The problem:
Return the lines below that carry the word "Многозадачность".

Given data Start Marker

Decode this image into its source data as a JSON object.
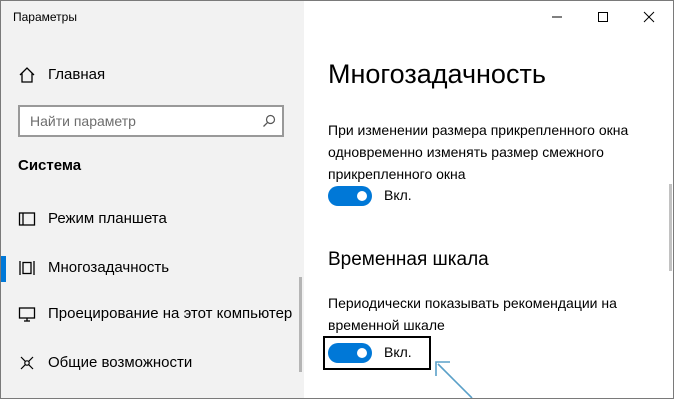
{
  "window": {
    "title": "Параметры",
    "controls": [
      "minimize",
      "maximize",
      "close"
    ]
  },
  "sidebar": {
    "home_label": "Главная",
    "home_icon": "home-icon",
    "search_placeholder": "Найти параметр",
    "search_icon": "search-icon",
    "section_title": "Система",
    "items": [
      {
        "label": "Режим планшета",
        "icon": "tablet-mode-icon",
        "selected": false
      },
      {
        "label": "Многозадачность",
        "icon": "multitasking-icon",
        "selected": true
      },
      {
        "label": "Проецирование на этот компьютер",
        "icon": "projecting-icon",
        "selected": false
      },
      {
        "label": "Общие возможности",
        "icon": "shared-experiences-icon",
        "selected": false
      }
    ]
  },
  "main": {
    "title": "Многозадачность",
    "snap_description": "При изменении размера прикрепленного окна одновременно изменять размер смежного прикрепленного окна",
    "snap_toggle_label": "Вкл.",
    "snap_toggle_on": true,
    "timeline_title": "Временная шкала",
    "timeline_description": "Периодически показывать рекомендации на временной шкале",
    "timeline_toggle_label": "Вкл.",
    "timeline_toggle_on": true
  },
  "colors": {
    "accent": "#0078d7",
    "sidebar_bg": "#f2f2f2",
    "annotation_arrow": "#5aa0c8"
  }
}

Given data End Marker

Expected answer:
        "label": "Многозадачность",
    "title": "Многозадачность",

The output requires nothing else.